- Preprint server(Duke)
- Here are the AMS and Goettingen resource pages for area 14.

- Effective solutions of systems of polynomial equations (literature)
- Generalities on systems of polynomial equations (resolvents, Bezout's theorem)
- Bezout's theorem counts points (sort of).
- How many points in a variety of dimension zero? (Bernshtein's theorem and algorithms)
- Note that any variety can be described by quadratics alone.
- How many lines pass through four given lines in R^3 (two; generalize?) This is Enumerative Geometry (use the Schubert calculus: 14N10).
- Some exposure to conics (quadratics) and elliptic curves (cubics) suggests there ought to a "canonical form" for varieties in general. There isn't, but you might want to think about why.
- A brief introduction to Abelian varieties
- Classifying cubic polynomials under the narrow equivalence relation of rotational equivalence.
- Are there other rational functions which could be used to make groups? This is essentially the study of formal groups.
- Formal group examples related to Jacobian varieties
- Formal groups and elliptic curves.
- Is a stably rational variety actually rational? No.
- What are motives? And what does motivic mean?
- Can we find varieties birationally equivalent to V but with more rational points?
- Describe parametrically the family of lines simultaneously tangent to three spheres.
- Using elimination to show two curves have two points of tangency
- When is a real algebraic variety a bounded set?
- Does a set of real polynomials have a real solution?

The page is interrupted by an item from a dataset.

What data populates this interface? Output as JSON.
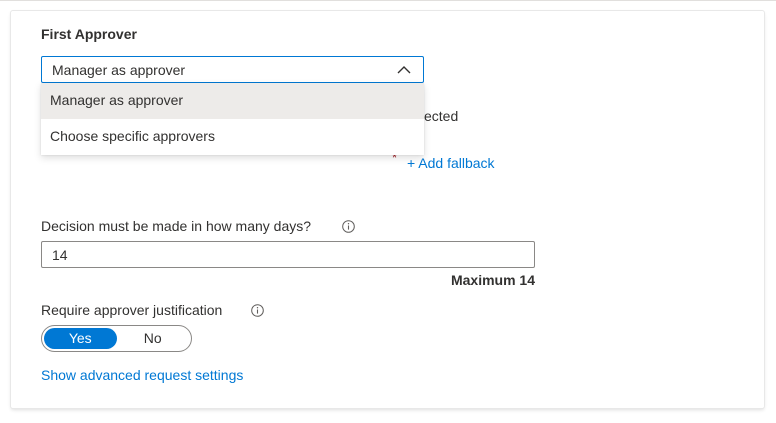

Tarski's Elimination of Quantifiers.

Last modified 2000/01/14 by Dave Rusin. Mail: